Exercise prompt -> A faithful, word-for-word copy of the records is required, and it must contain no pictures.

--- Material to process Enclosed Below ---

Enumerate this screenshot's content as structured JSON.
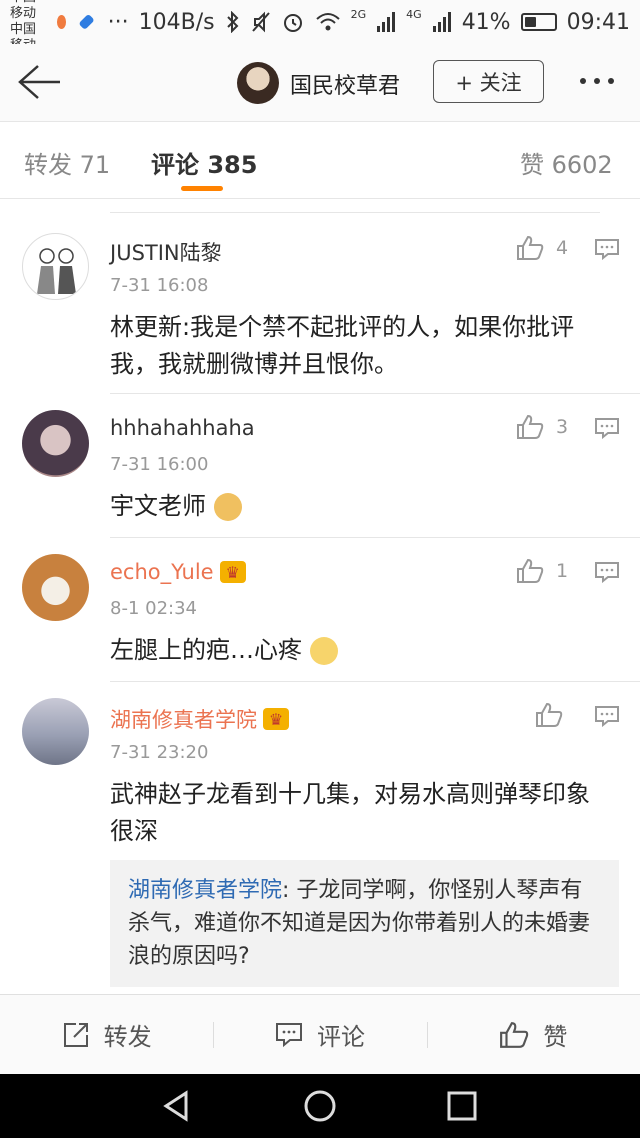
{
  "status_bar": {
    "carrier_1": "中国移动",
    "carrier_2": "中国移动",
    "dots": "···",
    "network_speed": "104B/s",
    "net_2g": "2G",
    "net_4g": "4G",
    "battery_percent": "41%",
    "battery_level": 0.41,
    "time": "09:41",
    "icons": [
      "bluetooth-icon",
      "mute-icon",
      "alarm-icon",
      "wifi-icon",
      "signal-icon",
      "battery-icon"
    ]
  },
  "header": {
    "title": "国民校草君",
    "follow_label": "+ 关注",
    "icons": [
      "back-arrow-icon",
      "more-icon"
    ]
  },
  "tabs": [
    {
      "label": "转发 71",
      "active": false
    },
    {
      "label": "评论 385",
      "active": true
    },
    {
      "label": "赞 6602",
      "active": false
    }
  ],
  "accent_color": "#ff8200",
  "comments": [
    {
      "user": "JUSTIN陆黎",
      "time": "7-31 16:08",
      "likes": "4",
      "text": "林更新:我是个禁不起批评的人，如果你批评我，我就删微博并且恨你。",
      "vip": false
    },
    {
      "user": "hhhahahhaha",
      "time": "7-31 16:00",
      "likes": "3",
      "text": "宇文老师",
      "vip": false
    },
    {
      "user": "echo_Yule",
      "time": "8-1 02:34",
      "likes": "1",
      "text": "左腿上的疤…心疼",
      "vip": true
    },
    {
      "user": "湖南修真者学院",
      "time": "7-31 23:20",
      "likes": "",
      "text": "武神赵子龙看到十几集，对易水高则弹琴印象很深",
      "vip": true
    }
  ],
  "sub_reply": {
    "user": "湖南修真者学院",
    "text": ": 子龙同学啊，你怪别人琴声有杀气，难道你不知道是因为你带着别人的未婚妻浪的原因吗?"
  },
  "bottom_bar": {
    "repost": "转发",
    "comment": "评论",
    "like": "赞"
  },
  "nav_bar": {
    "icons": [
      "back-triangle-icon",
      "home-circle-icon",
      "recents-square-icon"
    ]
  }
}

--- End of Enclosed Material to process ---

Written answer ->
Enumerate this screenshot's content as structured JSON.
{
  "status_bar": {
    "carrier_1": "中国移动",
    "carrier_2": "中国移动",
    "dots": "···",
    "network_speed": "104B/s",
    "net_2g": "2G",
    "net_4g": "4G",
    "battery_percent": "41%",
    "battery_level": 0.41,
    "time": "09:41",
    "icons": [
      "bluetooth-icon",
      "mute-icon",
      "alarm-icon",
      "wifi-icon",
      "signal-icon",
      "battery-icon"
    ]
  },
  "header": {
    "title": "国民校草君",
    "follow_label": "+ 关注",
    "icons": [
      "back-arrow-icon",
      "more-icon"
    ]
  },
  "tabs": [
    {
      "label": "转发 71",
      "active": false
    },
    {
      "label": "评论 385",
      "active": true
    },
    {
      "label": "赞 6602",
      "active": false
    }
  ],
  "accent_color": "#ff8200",
  "comments": [
    {
      "user": "JUSTIN陆黎",
      "time": "7-31 16:08",
      "likes": "4",
      "text": "林更新:我是个禁不起批评的人，如果你批评我，我就删微博并且恨你。",
      "vip": false
    },
    {
      "user": "hhhahahhaha",
      "time": "7-31 16:00",
      "likes": "3",
      "text": "宇文老师",
      "vip": false
    },
    {
      "user": "echo_Yule",
      "time": "8-1 02:34",
      "likes": "1",
      "text": "左腿上的疤…心疼",
      "vip": true
    },
    {
      "user": "湖南修真者学院",
      "time": "7-31 23:20",
      "likes": "",
      "text": "武神赵子龙看到十几集，对易水高则弹琴印象很深",
      "vip": true
    }
  ],
  "sub_reply": {
    "user": "湖南修真者学院",
    "text": ": 子龙同学啊，你怪别人琴声有杀气，难道你不知道是因为你带着别人的未婚妻浪的原因吗?"
  },
  "bottom_bar": {
    "repost": "转发",
    "comment": "评论",
    "like": "赞"
  },
  "nav_bar": {
    "icons": [
      "back-triangle-icon",
      "home-circle-icon",
      "recents-square-icon"
    ]
  }
}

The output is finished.